And that's 800lbs dressed out.....not live weight. Live weight is more like 1300-1400.
__________________
Reply With Quote
  #18  
Old 08/13/12, 10:43 AM
arnie's Avatar
 
Join Date: Apr 2012
Location: sw virginia
Posts: 2,155

I have to make an appointement 6 months in advance to get a beef into the butcher shop .but those heavy plastic vacume packing bags work great makeing the meat last much longer and better .the county has a cannery with all the coolers tables and tools needed .but i'v never aquired the skill .that's a great looking setup you'v got for a butcher shop

myersfarm likes this.
__________________
Reply With Quote
  #19  
Old 08/15/12, 01:31 PM
 
Join Date: Jan 2003
Location: Bel Aire, KS
Posts: 3,465

So beef is naturally aged if you hang it in the cooler after cutting up the cow? I have no idea how it's done as you know by now :-)

__________________

Ted H

You may all go to Hell, and I will go to Texas.
-Davy Crockett

Reply With Quote
  #20  
Old 08/15/12, 06:38 PM
 
Join Date: Jun 2012
Location: texas
Posts: 190

Im interested in hearing testimonial on hanging meat compared to vacuum sealing for aging
Have aged a lot of wild game but only one steer and looking

__________________
Reply With Quote
Reply



Thread Tools
Rate This Thread
Rate This Thread:

Posting Rules
You may not post new threads
You may not post replies
You may not post attachments
You may not edit your posts

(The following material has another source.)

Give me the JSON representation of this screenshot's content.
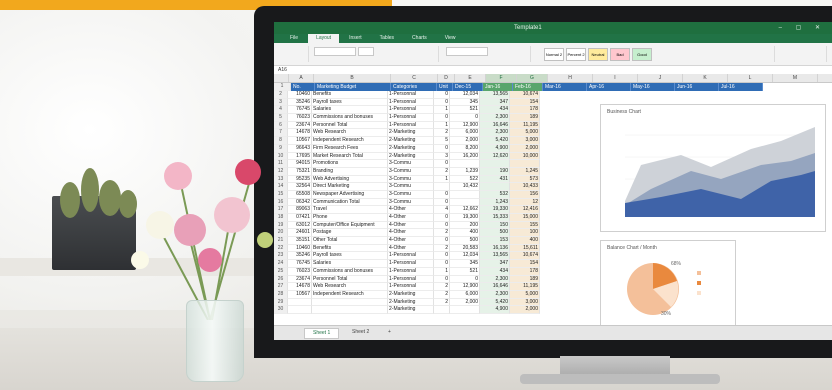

BB code is On
Smilies are On
[IMG] code is On
HTML code is Off
Trackbacks are On
Pingbacks are On
Refbacks are On



All times are GMT -5. The time now is 06:35 AM.